The work of a Staffordshire Police employee to reduce repeat offending with regards domestic abuse has been recognised at a national event.Helen Bruce, strategic domestic abuse co-ordinator and MARAC (Multi-Agency Risk Assessment Conference) Chair within the force’s Public Protection Safeguarding department, has been hailed a DA Champion for her work around the Out of Court Disposals pilot with regards to domestic abuse.
She was presented with the Partnerships in DA IOM (domestic abuse integrated offender management) (sponsored by TecSOS – the Vodafone Foundation) award at today’s DA Champions National Awards Event in London.
Organised by the College of Policing, and working in partnership with a number of other organisations, the event recognises the work of those committed to helping people in domestic abuse situations.
Helen’s work (see below nomination for full details) has already received national praise.
She said: “Victims of domestic abuse don’t always want criminal sanctions taken against their partners. They don’t want to see the father or the mother of their children in court or in the local media as they very often want the relationship to continue but the abuse to stop.
“Proactive and relevant intervention that is tailored towards the individual offender’s own personal circumstances at the very early stage of what is often an escalating cycle of abuse and which stops that abuse from continuing, is proving to have a positive impact on the lives of victims and any children witnessing the abusive behaviour.
“This is something that victims of domestic abuse have been hoping could be achieved for many years and will hopefully encourage more victims to come forward at an early stage to report the abuse.
“Suitable conditional cautions support the offenders in addressing their behaviours to ensure, whatever the outcome of their relationship with the victim, that they don’t go on to reoffend with new partners as is often the case with domestic abuse.
“Working closely with partner agencies to ensure the conditions set are suitable and are being complied with is also benefiting partnership working and is forging strong relationships with them and the police service.”
Helen was nominated for her award by Det Ch Insp Jav Oomer.
He said: “The out of court disposals pilot is another innovative approach to tackling the causes of DA, the work highlights the importance of working with perpetrators as well as victims to break the cycle of offending.
“National research has shown the first report to the Police is not usually the first occasion of DA and by getting this right first time following a report has a positive impact on both victims and perpetrators.
“The work Helen has done is instrumental in ensuring that perpetrators are supported to change their behaviour.”
NOMINATION by DCI Oomer:
I wish to nominate Helen Bruce for her work around the Out of Court Disposals (OoCD) pilot with regards Domestic Abuse.

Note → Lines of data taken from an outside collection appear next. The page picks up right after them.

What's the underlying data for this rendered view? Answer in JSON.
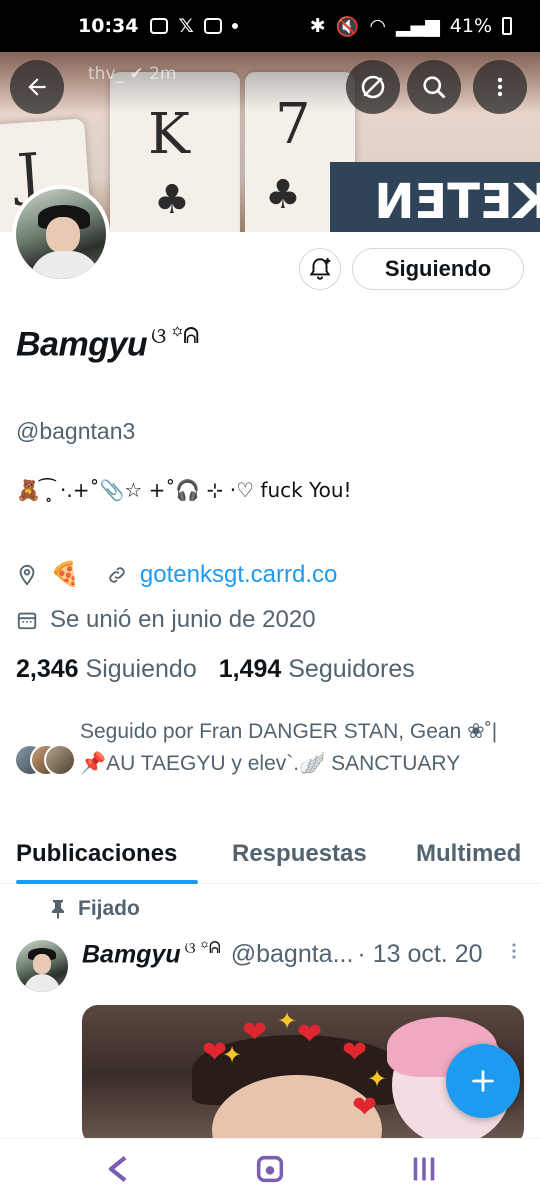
{
  "status_bar": {
    "time": "10:34",
    "battery": "41%"
  },
  "banner": {
    "ghost_user": "thv_",
    "ghost_time": "2m",
    "card_letters": [
      "J",
      "K",
      "7"
    ],
    "sign_text": "KETEN"
  },
  "profile": {
    "display_name": "Bamgyu",
    "name_decoration": "ଓ ꙳ᕱ",
    "handle": "@bagntan3",
    "bio": "🧸 ͡ ̥ ·.+˚📎☆ +˚🎧 ⊹ ·♡ fuck You!",
    "location": "🍕",
    "website": "gotenksgt.carrd.co",
    "joined": "Se unió en junio de 2020",
    "following_count": "2,346",
    "following_label": "Siguiendo",
    "followers_count": "1,494",
    "followers_label": "Seguidores",
    "followed_by": "Seguido por Fran DANGER STAN, Gean ❀˚| 📌AU TAEGYU y elev`.🪽 SANCTUARY"
  },
  "actions": {
    "follow_button": "Siguiendo"
  },
  "tabs": [
    {
      "label": "Publicaciones",
      "active": true
    },
    {
      "label": "Respuestas",
      "active": false
    },
    {
      "label": "Multimed",
      "active": false
    }
  ],
  "post": {
    "pinned_label": "Fijado",
    "author_name": "Bamgyu",
    "author_decoration": "ଓ ꙳ᕱ",
    "author_handle": "@bagnta...",
    "date": "· 13 oct. 20"
  },
  "colors": {
    "accent": "#1d9bf0",
    "text": "#0f1419",
    "muted": "#536471"
  },
  "icons": [
    "back-arrow-icon",
    "hide-icon",
    "search-icon",
    "more-vertical-icon",
    "bell-plus-icon",
    "location-icon",
    "link-icon",
    "calendar-icon",
    "pin-icon",
    "compose-plus-icon"
  ]
}
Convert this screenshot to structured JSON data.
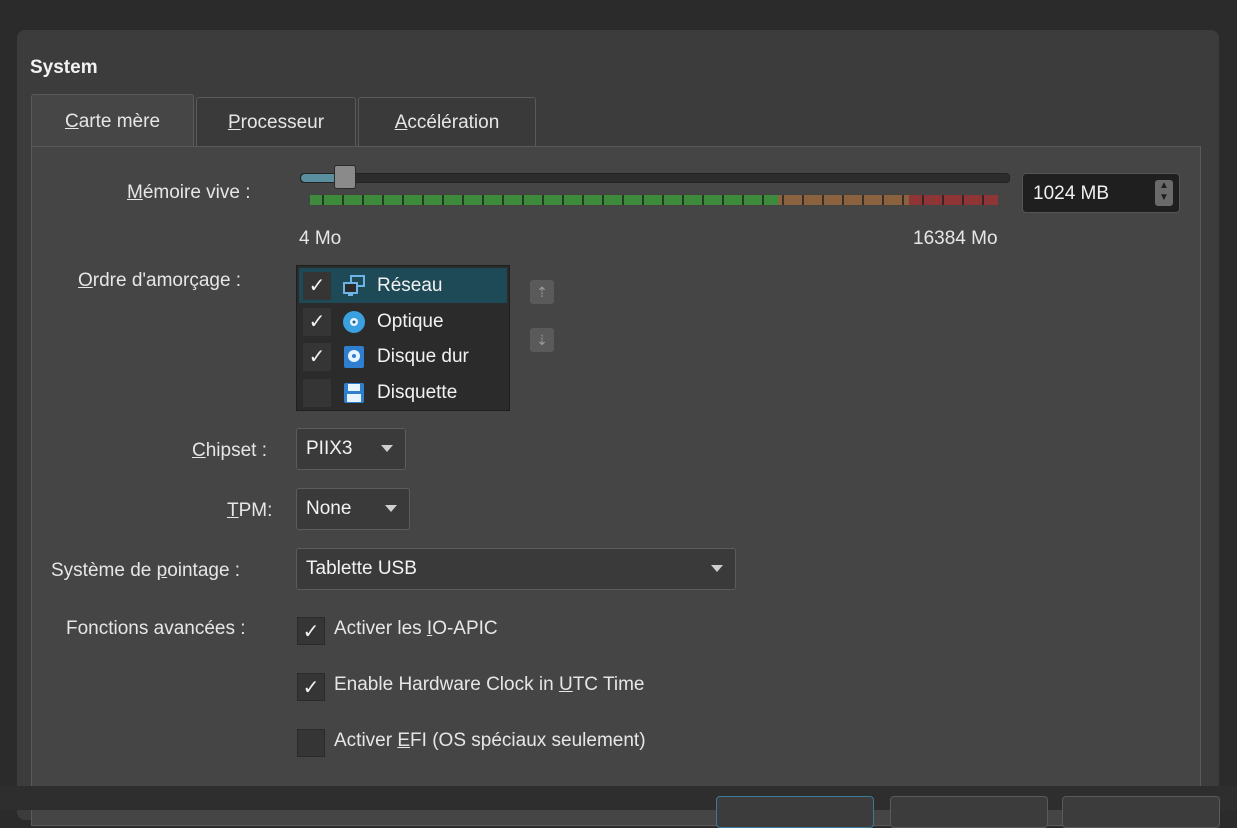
{
  "section": {
    "title": "System"
  },
  "tabs": [
    {
      "underline": "C",
      "rest": "arte mère"
    },
    {
      "underline": "P",
      "rest": "rocesseur"
    },
    {
      "underline": "A",
      "rest": "ccélération"
    }
  ],
  "memory": {
    "label_u": "M",
    "label_rest": "émoire vive :",
    "min_label": "4 Mo",
    "max_label": "16384 Mo",
    "value": "1024 MB",
    "slider_fraction": 0.0623
  },
  "boot": {
    "label_u": "O",
    "label_rest": "rdre d'amorçage :",
    "items": [
      {
        "label": "Réseau",
        "checked": "✓",
        "icon": "network-icon"
      },
      {
        "label": "Optique",
        "checked": "✓",
        "icon": "optical-disc-icon"
      },
      {
        "label": "Disque dur",
        "checked": "✓",
        "icon": "hard-disk-icon"
      },
      {
        "label": "Disquette",
        "checked": "",
        "icon": "floppy-icon"
      }
    ]
  },
  "chipset": {
    "label_u": "C",
    "label_rest": "hipset :",
    "value": "PIIX3"
  },
  "tpm": {
    "label_u": "T",
    "label_rest": "PM:",
    "value": "None"
  },
  "pointing": {
    "label_pre": "Système de ",
    "label_u": "p",
    "label_rest": "ointage :",
    "value": "Tablette USB"
  },
  "advanced": {
    "label": "Fonctions avancées :",
    "ioapic": {
      "pre": "Activer les ",
      "u": "I",
      "rest": "O-APIC",
      "check": "✓"
    },
    "utc": {
      "pre": "Enable Hardware Clock in ",
      "u": "U",
      "rest": "TC Time",
      "check": "✓"
    },
    "efi": {
      "pre": "Activer ",
      "u": "E",
      "rest": "FI (OS spéciaux seulement)",
      "check": ""
    }
  },
  "colors": {
    "accent": "#1e4a57",
    "background": "#3c3c3c"
  }
}
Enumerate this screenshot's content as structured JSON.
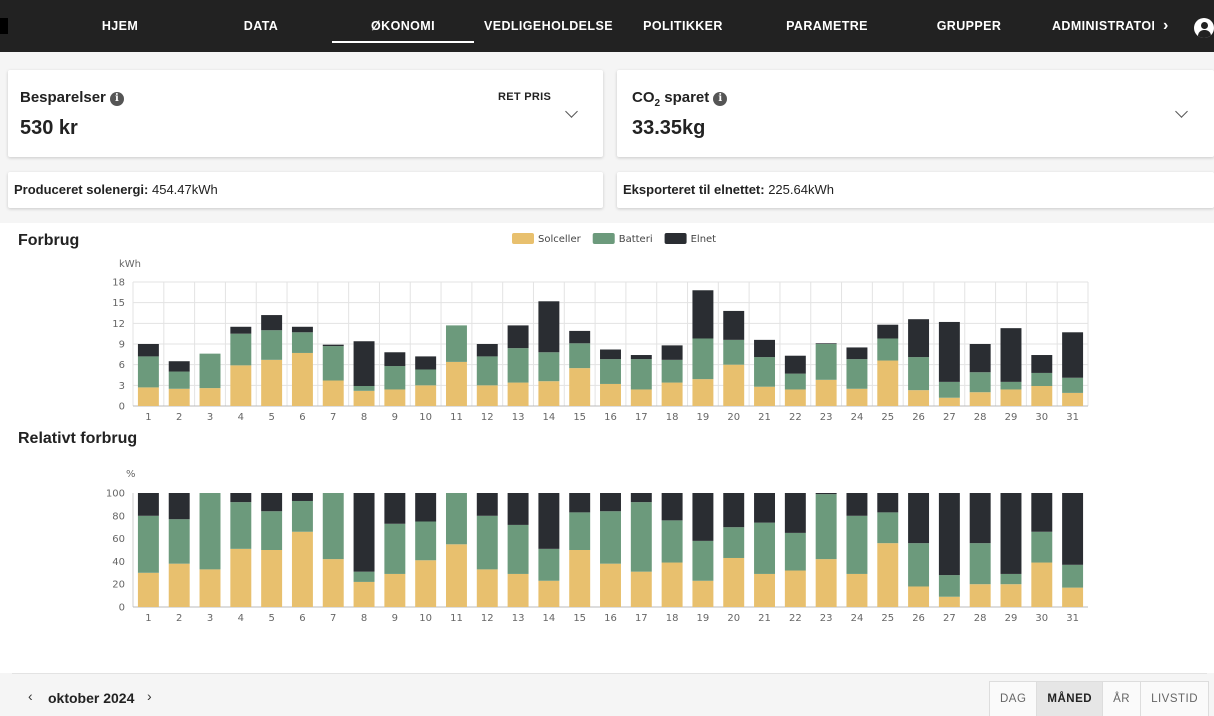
{
  "nav": {
    "items": [
      {
        "label": "HJEM"
      },
      {
        "label": "DATA"
      },
      {
        "label": "ØKONOMI",
        "active": true
      },
      {
        "label": "VEDLIGEHOLDELSE"
      },
      {
        "label": "POLITIKKER"
      },
      {
        "label": "PARAMETRE"
      },
      {
        "label": "GRUPPER"
      },
      {
        "label": "ADMINISTRATOI"
      }
    ],
    "more_icon": "chevron-right-icon",
    "user_icon": "account-circle-icon"
  },
  "savings": {
    "label": "Besparelser",
    "value": "530 kr",
    "action": "RET PRIS"
  },
  "co2": {
    "label_prefix": "CO",
    "label_sub": "2",
    "label_suffix": " sparet",
    "value": "33.35kg"
  },
  "produced": {
    "label": "Produceret solenergi:",
    "value": " 454.47kWh"
  },
  "exported": {
    "label": "Eksporteret til elnettet:",
    "value": " 225.64kWh"
  },
  "colors": {
    "solar": "#e8c06e",
    "battery": "#6c9a7c",
    "grid": "#2a2d32"
  },
  "chart_data": [
    {
      "type": "bar",
      "stacked": true,
      "title": "Forbrug",
      "ylabel": "kWh",
      "ylim": [
        0,
        18
      ],
      "yticks": [
        0,
        3,
        6,
        9,
        12,
        15,
        18
      ],
      "grid": true,
      "legend": "top-center",
      "categories": [
        "1",
        "2",
        "3",
        "4",
        "5",
        "6",
        "7",
        "8",
        "9",
        "10",
        "11",
        "12",
        "13",
        "14",
        "15",
        "16",
        "17",
        "18",
        "19",
        "20",
        "21",
        "22",
        "23",
        "24",
        "25",
        "26",
        "27",
        "28",
        "29",
        "30",
        "31"
      ],
      "series": [
        {
          "name": "Solceller",
          "values": [
            2.7,
            2.5,
            2.6,
            5.9,
            6.7,
            7.7,
            3.7,
            2.2,
            2.4,
            3.0,
            6.4,
            3.0,
            3.4,
            3.6,
            5.5,
            3.2,
            2.4,
            3.4,
            3.9,
            6.0,
            2.8,
            2.4,
            3.8,
            2.5,
            6.6,
            2.3,
            1.2,
            2.0,
            2.4,
            2.9,
            1.9
          ]
        },
        {
          "name": "Batteri",
          "values": [
            4.5,
            2.5,
            5.0,
            4.6,
            4.3,
            3.0,
            5.0,
            0.7,
            3.4,
            2.3,
            5.3,
            4.2,
            5.0,
            4.2,
            3.6,
            3.6,
            4.4,
            3.3,
            5.9,
            3.6,
            4.3,
            2.3,
            5.2,
            4.3,
            3.2,
            4.8,
            2.3,
            2.9,
            1.1,
            1.9,
            2.2
          ]
        },
        {
          "name": "Elnet",
          "values": [
            1.8,
            1.5,
            0.0,
            1.0,
            2.2,
            0.8,
            0.2,
            6.5,
            2.0,
            1.9,
            0.0,
            1.8,
            3.3,
            7.4,
            1.8,
            1.4,
            0.6,
            2.1,
            7.0,
            4.2,
            2.5,
            2.6,
            0.1,
            1.7,
            2.0,
            5.5,
            8.7,
            4.1,
            7.8,
            2.6,
            6.6
          ]
        }
      ]
    },
    {
      "type": "bar",
      "stacked": true,
      "title": "Relativt forbrug",
      "ylabel": "%",
      "ylim": [
        0,
        100
      ],
      "yticks": [
        0,
        20,
        40,
        60,
        80,
        100
      ],
      "grid": false,
      "categories": [
        "1",
        "2",
        "3",
        "4",
        "5",
        "6",
        "7",
        "8",
        "9",
        "10",
        "11",
        "12",
        "13",
        "14",
        "15",
        "16",
        "17",
        "18",
        "19",
        "20",
        "21",
        "22",
        "23",
        "24",
        "25",
        "26",
        "27",
        "28",
        "29",
        "30",
        "31"
      ],
      "series": [
        {
          "name": "Solceller",
          "values": [
            30,
            38,
            33,
            51,
            50,
            66,
            42,
            22,
            29,
            41,
            55,
            33,
            29,
            23,
            50,
            38,
            31,
            39,
            23,
            43,
            29,
            32,
            42,
            29,
            56,
            18,
            9,
            20,
            20,
            39,
            17
          ]
        },
        {
          "name": "Batteri",
          "values": [
            50,
            39,
            67,
            41,
            34,
            27,
            58,
            9,
            44,
            34,
            45,
            47,
            43,
            28,
            33,
            46,
            61,
            37,
            35,
            27,
            45,
            33,
            57,
            51,
            27,
            38,
            19,
            36,
            9,
            27,
            20
          ]
        },
        {
          "name": "Elnet",
          "values": [
            20,
            23,
            0,
            8,
            16,
            7,
            0,
            69,
            27,
            25,
            0,
            20,
            28,
            49,
            17,
            16,
            8,
            24,
            42,
            30,
            26,
            35,
            1,
            20,
            17,
            44,
            72,
            44,
            71,
            34,
            63
          ]
        }
      ]
    }
  ],
  "period": {
    "label": "oktober 2024",
    "prev_icon": "chevron-left-icon",
    "next_icon": "chevron-right-icon"
  },
  "ranges": [
    {
      "label": "DAG"
    },
    {
      "label": "MÅNED",
      "active": true
    },
    {
      "label": "ÅR"
    },
    {
      "label": "LIVSTID"
    }
  ]
}
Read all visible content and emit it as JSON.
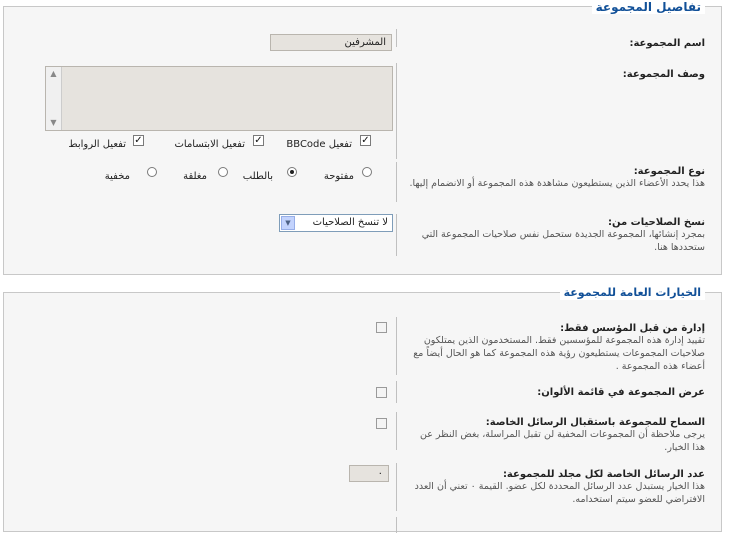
{
  "group_details": {
    "legend": "تفاصيل المجموعة",
    "name": {
      "label": "اسم المجموعة:",
      "value": "المشرفين"
    },
    "description": {
      "label": "وصف المجموعة:",
      "value": ""
    },
    "parse_options": [
      {
        "label": "تفعيل BBCode",
        "checked": true
      },
      {
        "label": "تفعيل الابتسامات",
        "checked": true
      },
      {
        "label": "تفعيل الروابط",
        "checked": true
      }
    ],
    "type": {
      "label": "نوع المجموعة:",
      "explain": "هذا يحدد الأعضاء الذين يستطيعون مشاهدة هذه المجموعة أو الانضمام إليها.",
      "options": [
        {
          "label": "مفتوحة",
          "selected": false
        },
        {
          "label": "بالطلب",
          "selected": true
        },
        {
          "label": "مغلقة",
          "selected": false
        },
        {
          "label": "مخفية",
          "selected": false
        }
      ]
    },
    "copy_permissions": {
      "label": "نسخ الصلاحيات من:",
      "explain": "بمجرد إنشائها، المجموعة الجديدة ستحمل نفس صلاحيات المجموعة التي ستحددها هنا.",
      "selected": "لا تنسخ الصلاحيات"
    }
  },
  "group_settings": {
    "legend": "الخيارات العامة للمجموعة",
    "founder_manage": {
      "label": "إدارة من قبل المؤسس فقط:",
      "explain": "تقييد إدارة هذه المجموعة للمؤسسين فقط. المستخدمون الذين يمتلكون صلاحيات المجموعات يستطيعون رؤية هذه المجموعة كما هو الحال أيضاً مع أعضاء هذه المجموعة ."
    },
    "legend_display": {
      "label": "عرض المجموعة في قائمة الألوان:"
    },
    "receive_pm": {
      "label": "السماح للمجموعة باستقبال الرسائل الخاصة:",
      "explain": "يرجى ملاحظة أن المجموعات المخفية لن تقبل المراسلة، بغض النظر عن هذا الخيار."
    },
    "message_limit": {
      "label": "عدد الرسائل الخاصة لكل مجلد للمجموعة:",
      "explain": "هذا الخيار يستبدل عدد الرسائل المحددة لكل عضو. القيمة ٠ تعني أن العدد الافتراضي للعضو سيتم استخدامه.",
      "value": "٠"
    }
  }
}
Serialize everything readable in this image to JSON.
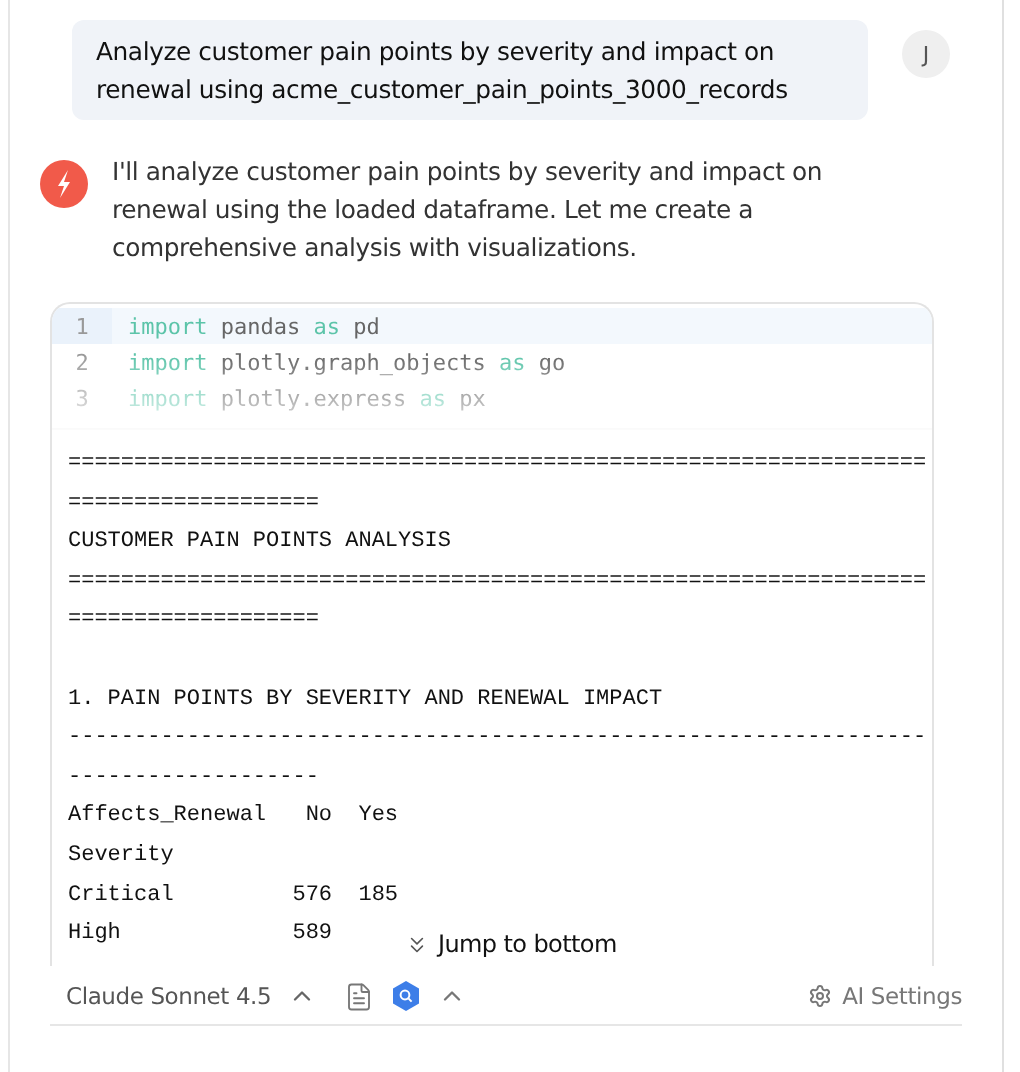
{
  "user_message": {
    "text": "Analyze customer pain points by severity and impact on renewal using acme_customer_pain_points_3000_records",
    "avatar": "J"
  },
  "assistant_message": {
    "text": "I'll analyze customer pain points by severity and impact on renewal using the loaded dataframe. Let me create a comprehensive analysis with visualizations."
  },
  "code_block": {
    "lines": [
      {
        "number": "1",
        "tokens": [
          {
            "kind": "keyword",
            "text": "import"
          },
          {
            "kind": "plain",
            "text": "pandas"
          },
          {
            "kind": "keyword",
            "text": "as"
          },
          {
            "kind": "plain",
            "text": "pd"
          }
        ],
        "active": true
      },
      {
        "number": "2",
        "tokens": [
          {
            "kind": "keyword",
            "text": "import"
          },
          {
            "kind": "plain",
            "text": "plotly.graph_objects"
          },
          {
            "kind": "keyword",
            "text": "as"
          },
          {
            "kind": "plain",
            "text": "go"
          }
        ],
        "active": false
      },
      {
        "number": "3",
        "tokens": [
          {
            "kind": "keyword",
            "text": "import"
          },
          {
            "kind": "plain",
            "text": "plotly.express"
          },
          {
            "kind": "keyword",
            "text": "as"
          },
          {
            "kind": "plain",
            "text": "px"
          }
        ],
        "active": false
      }
    ],
    "output_blocks": [
      [
        "=================================================================",
        "===================",
        "CUSTOMER PAIN POINTS ANALYSIS",
        "=================================================================",
        "==================="
      ],
      [
        "1. PAIN POINTS BY SEVERITY AND RENEWAL IMPACT",
        "-----------------------------------------------------------------",
        "-------------------",
        "Affects_Renewal   No  Yes",
        "Severity",
        "Critical         576  185",
        "High             589"
      ]
    ]
  },
  "jump_button": {
    "label": "Jump to bottom"
  },
  "footer": {
    "model": "Claude Sonnet 4.5",
    "settings": "AI Settings"
  }
}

Staffordshire were chosen by the MOJ as being one of three pilot forces around out of court disposals and an element of that was to introduce low level crimes of Domestic Abuse into the Pilot and assess the impact of early intervention.
To consider the use of out of court disposals for domestic related matters is in itself is a nationally contentious issue however Helen was instrumental in setting up the Staffordshire pilot working in conjunction with the MOJ and DA national lead staff officer to develop a policy that was robust and could stand scrutiny yet achieve the aims and principles of out of court disposals scheme around DA.
In November 2014 Staffs went live with the OoCD pilot. The other pilot forces used Staffordshire as a model force for their pilot around DA and Helen has developed the domestic element of the pilot into a working model that has been seen and highlighted as best practice.
The DA OoCD has received national praise and described as “Innovative” by HMIC and recognised by the MOJ in workshops and master classes. Helen has been asked to support the other pilot forces and spoken in a multi force arena around the use of OoCD for DA matters.
The pilot in Staffordshire has seen so far over 345 people dealt with by way of an OoCD for DA working with the victims needs but also recognising that each perpetrator is different and identifying the appropriate measures for perpetrators to ensure engagement in the sanctions set by the OoCD pilot and ensuring a successful resolution. The early results show a significant amount of success in this approach where (at the time of writing) none of the 345 people have reoffended.
Due to the nature of the pilot and significant risk associated around DA, the pilot requires an expert lead in making decisions that could have a significant impact on the lives of others and Helen has taken this role on personally ensuring that risk assessments have been completed, the OoCD process has been followed and that the OoCD is the most appropriate option in each and every case. She has also made suggestions on conditions that are appropriate to the actions and in line with changing culture and addressing offender behaviour.
This work has been taken on by Helen in addition to her everyday role and has added a significant amount of work to her already busy workload.
As the pilot ends in November 2015 and a formal evaluation will take place Helen is now looking to share her expertise and bring in others to assist in assessing risk and working with partners to deliver a bespoke OoCD programme for perpetrators.
For the hard work and dedication shown by Helen in making sure the OoCD pilot around DA is a success and keeping communities safe in Staffordshire I would put Helen forward for formal recognition.